--- Exercise data Enclosed Below ---

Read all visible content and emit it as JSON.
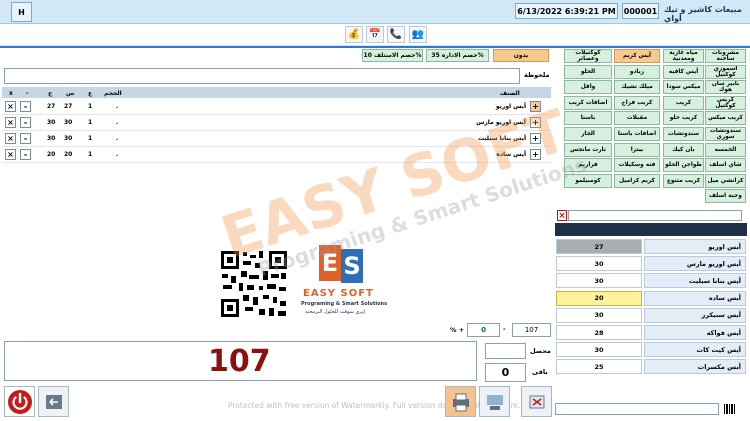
{
  "titlebar": {
    "h_button": "H",
    "title": "مبيعات كاشير و تيك أواي",
    "invoice_no": "000001",
    "datetime": "6/13/2022 6:39:21 PM"
  },
  "categories": [
    [
      "مشروبات ساخنة",
      "مياه غازية ومعدنية",
      "أيس كريم",
      "كوكتيلات وعصائر"
    ],
    [
      "أسموزي كوكتيل",
      "أيس كافيه",
      "زبادو",
      "الحلو"
    ],
    [
      "بابير سان هوك",
      "ميكس سودا",
      "ميلك تشيك",
      "واقل"
    ],
    [
      "كريس كوكتيل",
      "كريب",
      "كريب فراخ",
      "اضافات كريب"
    ],
    [
      "كريب ميكس",
      "كريب حلو",
      "مقبلات",
      "باستا"
    ],
    [
      "سندوتشات سوري",
      "سندوتشات",
      "اضافات باستا",
      "الجار"
    ],
    [
      "الخمسه",
      "بان كيك",
      "بيتزا",
      "تارت مانجس"
    ],
    [
      "شاي اسلف",
      "طواجن الحلو",
      "فته وسكيلات",
      "فراريم"
    ],
    [
      "كراتشي ميل",
      "كريب مثنوع",
      "كريم كراميل",
      "كومبيلمو"
    ],
    [
      "وجبة اسلف"
    ]
  ],
  "active_category": "أيس كريم",
  "discounts": {
    "none": "بدون",
    "admin": "خصم الاداره 35%",
    "staff": "خصم الاستلف 10%"
  },
  "notes_label": "ملحوظة",
  "grid": {
    "headers": {
      "item": "الصنف",
      "size": "الحجم",
      "qty": "ع",
      "price": "س",
      "total": "ج",
      "minus": "-",
      "del": "x"
    },
    "rows": [
      {
        "item": "أيس اوريو",
        "size": ".",
        "qty": "1",
        "price": "27",
        "total": "27"
      },
      {
        "item": "أيس اوريو مارس",
        "size": ".",
        "qty": "1",
        "price": "30",
        "total": "30"
      },
      {
        "item": "أيس بنانا سبليت",
        "size": ".",
        "qty": "1",
        "price": "30",
        "total": "30"
      },
      {
        "item": "أيس ساده",
        "size": ".",
        "qty": "1",
        "price": "20",
        "total": "20"
      }
    ]
  },
  "products": [
    {
      "name": "أيس اوريو",
      "price": "27",
      "state": "gray"
    },
    {
      "name": "أيس اوريو مارس",
      "price": "30",
      "state": "normal"
    },
    {
      "name": "أيس بنانا سبليت",
      "price": "30",
      "state": "normal"
    },
    {
      "name": "أيس ساده",
      "price": "20",
      "state": "yellow"
    },
    {
      "name": "أيس سنيكرز",
      "price": "30",
      "state": "normal"
    },
    {
      "name": "أيس فواكه",
      "price": "28",
      "state": "normal"
    },
    {
      "name": "أيس كيت كات",
      "price": "30",
      "state": "normal"
    },
    {
      "name": "أيس مكسرات",
      "price": "25",
      "state": "normal"
    }
  ],
  "totals": {
    "subtotal": "107",
    "discount_value": "0",
    "percent_label": "% +",
    "dash": "-",
    "big_total": "107",
    "paid_label": "محصل",
    "remain_label": "باقى",
    "remain_value": "0"
  },
  "logo": {
    "line1": "EASY SOFT",
    "line2": "Programing & Smart Solutions",
    "line3": "إيزي سوفت للحلول البرمجية",
    "letters_e": "E",
    "letters_s": "S"
  },
  "watermark_notice": "Protected with free version of Watermarkly. Full version doesn't put this mark.",
  "bottom": {
    "small_btn_label": "طباعة",
    "left_btn_label": "حذف"
  },
  "colors": {
    "accent": "#2f7ad0",
    "category_bg": "#d6f0de",
    "active_bg": "#f7c98f",
    "total_red": "#8b1010",
    "header_blue": "#1f2f45"
  }
}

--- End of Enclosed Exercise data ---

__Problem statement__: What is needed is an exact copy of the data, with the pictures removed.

__Solved exercise__:
Read all visible content and emit it as JSON.
{
  "titlebar": {
    "h_button": "H",
    "title": "مبيعات كاشير و تيك أواي",
    "invoice_no": "000001",
    "datetime": "6/13/2022 6:39:21 PM"
  },
  "categories": [
    [
      "مشروبات ساخنة",
      "مياه غازية ومعدنية",
      "أيس كريم",
      "كوكتيلات وعصائر"
    ],
    [
      "أسموزي كوكتيل",
      "أيس كافيه",
      "زبادو",
      "الحلو"
    ],
    [
      "بابير سان هوك",
      "ميكس سودا",
      "ميلك تشيك",
      "واقل"
    ],
    [
      "كريس كوكتيل",
      "كريب",
      "كريب فراخ",
      "اضافات كريب"
    ],
    [
      "كريب ميكس",
      "كريب حلو",
      "مقبلات",
      "باستا"
    ],
    [
      "سندوتشات سوري",
      "سندوتشات",
      "اضافات باستا",
      "الجار"
    ],
    [
      "الخمسه",
      "بان كيك",
      "بيتزا",
      "تارت مانجس"
    ],
    [
      "شاي اسلف",
      "طواجن الحلو",
      "فته وسكيلات",
      "فراريم"
    ],
    [
      "كراتشي ميل",
      "كريب مثنوع",
      "كريم كراميل",
      "كومبيلمو"
    ],
    [
      "وجبة اسلف"
    ]
  ],
  "active_category": "أيس كريم",
  "discounts": {
    "none": "بدون",
    "admin": "خصم الاداره 35%",
    "staff": "خصم الاستلف 10%"
  },
  "notes_label": "ملحوظة",
  "grid": {
    "headers": {
      "item": "الصنف",
      "size": "الحجم",
      "qty": "ع",
      "price": "س",
      "total": "ج",
      "minus": "-",
      "del": "x"
    },
    "rows": [
      {
        "item": "أيس اوريو",
        "size": ".",
        "qty": "1",
        "price": "27",
        "total": "27"
      },
      {
        "item": "أيس اوريو مارس",
        "size": ".",
        "qty": "1",
        "price": "30",
        "total": "30"
      },
      {
        "item": "أيس بنانا سبليت",
        "size": ".",
        "qty": "1",
        "price": "30",
        "total": "30"
      },
      {
        "item": "أيس ساده",
        "size": ".",
        "qty": "1",
        "price": "20",
        "total": "20"
      }
    ]
  },
  "products": [
    {
      "name": "أيس اوريو",
      "price": "27",
      "state": "gray"
    },
    {
      "name": "أيس اوريو مارس",
      "price": "30",
      "state": "normal"
    },
    {
      "name": "أيس بنانا سبليت",
      "price": "30",
      "state": "normal"
    },
    {
      "name": "أيس ساده",
      "price": "20",
      "state": "yellow"
    },
    {
      "name": "أيس سنيكرز",
      "price": "30",
      "state": "normal"
    },
    {
      "name": "أيس فواكه",
      "price": "28",
      "state": "normal"
    },
    {
      "name": "أيس كيت كات",
      "price": "30",
      "state": "normal"
    },
    {
      "name": "أيس مكسرات",
      "price": "25",
      "state": "normal"
    }
  ],
  "totals": {
    "subtotal": "107",
    "discount_value": "0",
    "percent_label": "% +",
    "dash": "-",
    "big_total": "107",
    "paid_label": "محصل",
    "remain_label": "باقى",
    "remain_value": "0"
  },
  "logo": {
    "line1": "EASY SOFT",
    "line2": "Programing & Smart Solutions",
    "line3": "إيزي سوفت للحلول البرمجية",
    "letters_e": "E",
    "letters_s": "S"
  },
  "watermark_notice": "Protected with free version of Watermarkly. Full version doesn't put this mark.",
  "bottom": {
    "small_btn_label": "طباعة",
    "left_btn_label": "حذف"
  },
  "colors": {
    "accent": "#2f7ad0",
    "category_bg": "#d6f0de",
    "active_bg": "#f7c98f",
    "total_red": "#8b1010",
    "header_blue": "#1f2f45"
  }
}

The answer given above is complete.